Hundreds of Australian women enduring debilitating chronic pain after vaginal mesh implant surgery are seeking damages in a Federal Court class action against pharmaceutical giant Johnson & Johnson.
Victorian Shauna Cahill is one of thousands of Australian women who say they suffer constant and severe pain after operations involving a vaginal mesh implant to treat pelvic organ prolapse (POP) – damage to the pelvic floor, usually caused by childbirth.
The 35-year-old mother of two is now confined to a wheelchair on what she describes as a “good day”. That’s when she feels up to getting out of bed and leaving the house.
“I wet myself daily and have recurring infections because my body’s trying to reject it [the mesh],” Ms Cahill said.
Shine Lawyers, the firm behind the lawsuit which commenced on Tuesday, said as many as 8000 Australian women are thought to have been impacted by life-altering symptoms after such surgery, with at least 700 having used Johnson & Johnson products.
However, it is estimated elsewhere that up to 30,000 Australians may be suffering complications as a result of a vaginal mesh implant.
The legal action has come after more than 100,000 women sought similar compensation in the United States, with similar moves taken in the UK and Canada.
Meanwhile, in Scotland there has been a call for the mesh to be banned.
A prolapse occurs when the walls of the vagina weaken and collapse inwards or outwards causing pain or discomfort for up to 50 per cent of women who have had children.
College of Obstetricians and Gynaecologists president Stephen Robson told The New Daily that according to US figures, about one in six women with POP choose to have surgery to treat severe symptoms.
During proceedings on Tuesday, Barrister Tony Bannon quoted an internal email from French doctor Bernard Jacquetin, running a clinical trial for the manufacturer, who allegedly wrote: “I wouldn’t like my wife to undergo this procedure.”
Shine lawyer Rebecca Jancauskas said side effects included the mesh (or tape) eroding through and into surrounding tissue and organs, as well as incontinence, infection and chronic pain.
She said some of these implants were still available on the market.
‘I can’t play with my kids’
Ms Cahill said she was diagnosed with POP in late 2015 and was not made aware the repair surgery involved mesh.
“On a bad day I lay on the couch and my children [aged eight and 10] bring me some water, heat packs or my pain medication – things that a mum should be doing for her own kids,” she told The New Daily.
“On a good day, they take me to and from the toilet and help lift me in and out of the car.
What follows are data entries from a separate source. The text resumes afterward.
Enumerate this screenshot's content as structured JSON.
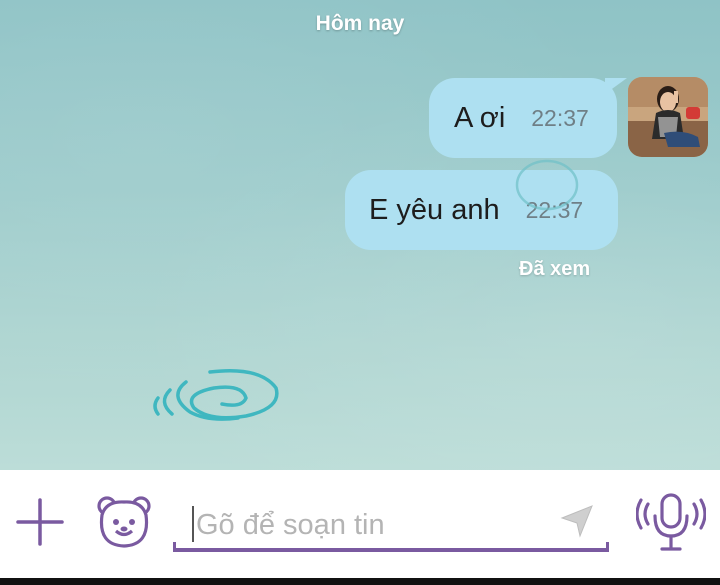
{
  "chat": {
    "date_label": "Hôm nay",
    "messages": [
      {
        "text": "A ơi",
        "time": "22:37",
        "direction": "outgoing"
      },
      {
        "text": "E yêu anh",
        "time": "22:37",
        "direction": "outgoing"
      }
    ],
    "status": "Đã xem"
  },
  "composer": {
    "placeholder": "Gõ để soạn tin",
    "value": ""
  },
  "icons": {
    "add": "plus-icon",
    "sticker": "bear-sticker-icon",
    "send": "send-arrow-icon",
    "voice": "microphone-icon"
  },
  "colors": {
    "bubble": "#aee0f1",
    "accent": "#7a5aa0",
    "background_top": "#8fc3c6",
    "background_bottom": "#bcddd8"
  }
}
I don’t know what I would do without them.
“I can’t play with my children, (or) ride bikes with them.
I used to go to the gym up to six times a week and now I can’t even walk around the block.
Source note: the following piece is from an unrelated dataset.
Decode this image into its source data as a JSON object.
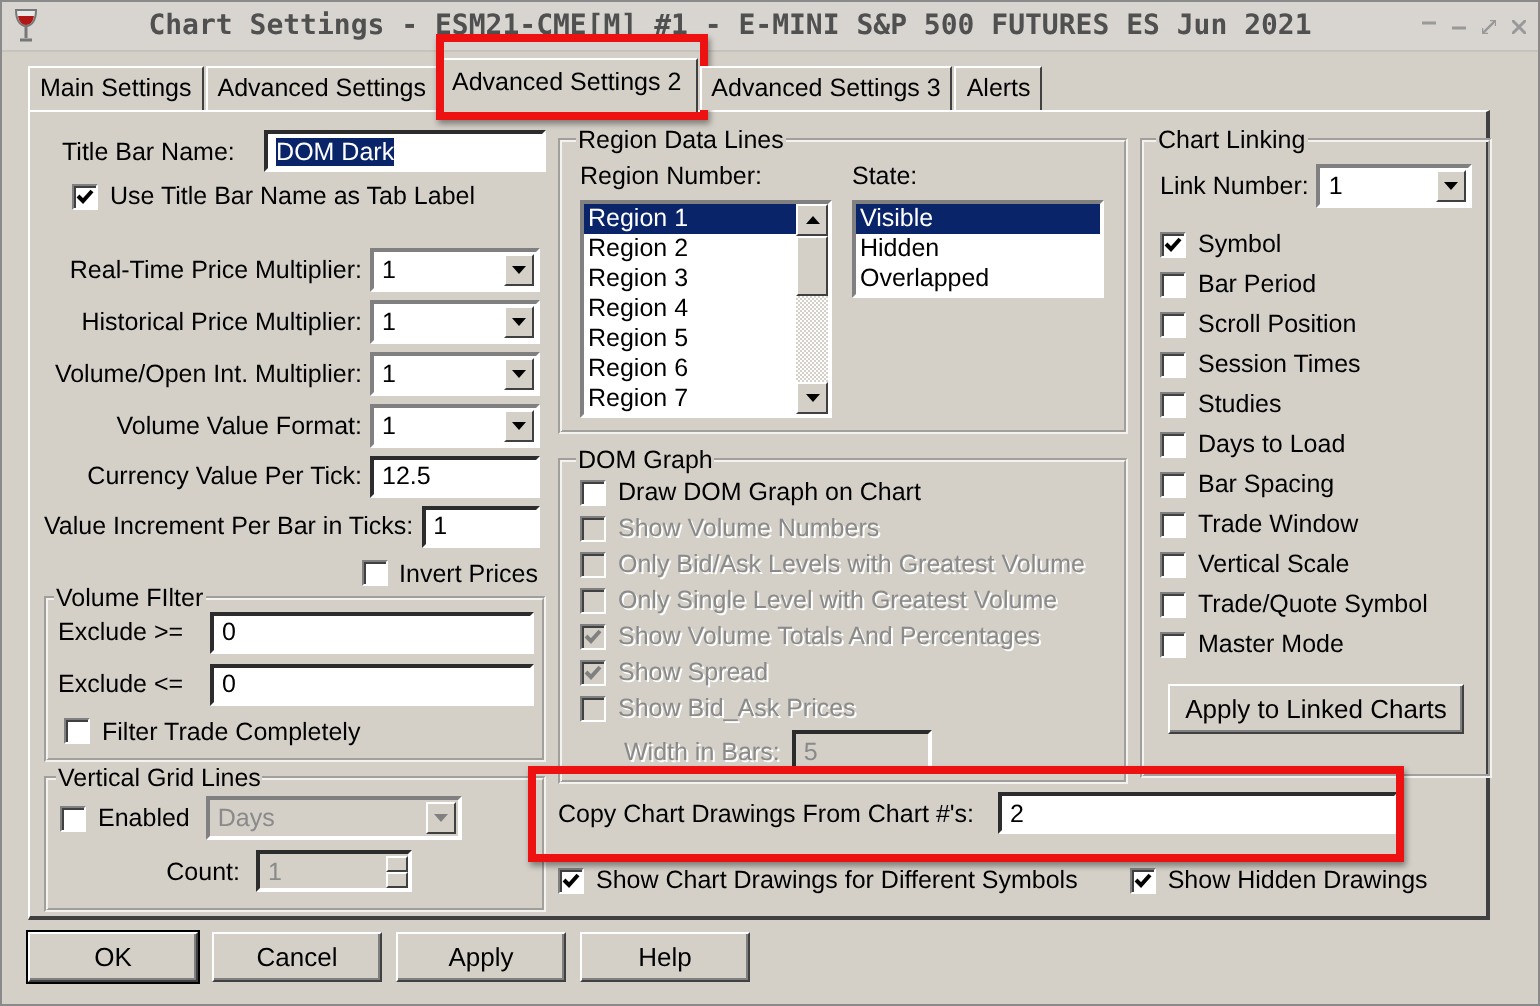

Ms Cahill, who has since launched a Facebook page, hopes that with more awareness, women can make a more informed decision about whether to use mesh.
Johnson & Johnson has sold more than 100,000 mesh products in Australia but says that does not equate to the number of women allegedly affected.
A company spokeswoman told The New Daily the “majority” of women who have had surgical treatment with mesh for POP or SUI have a “good long-term result“.
Hearings are expected to run for about six months.
– with AAP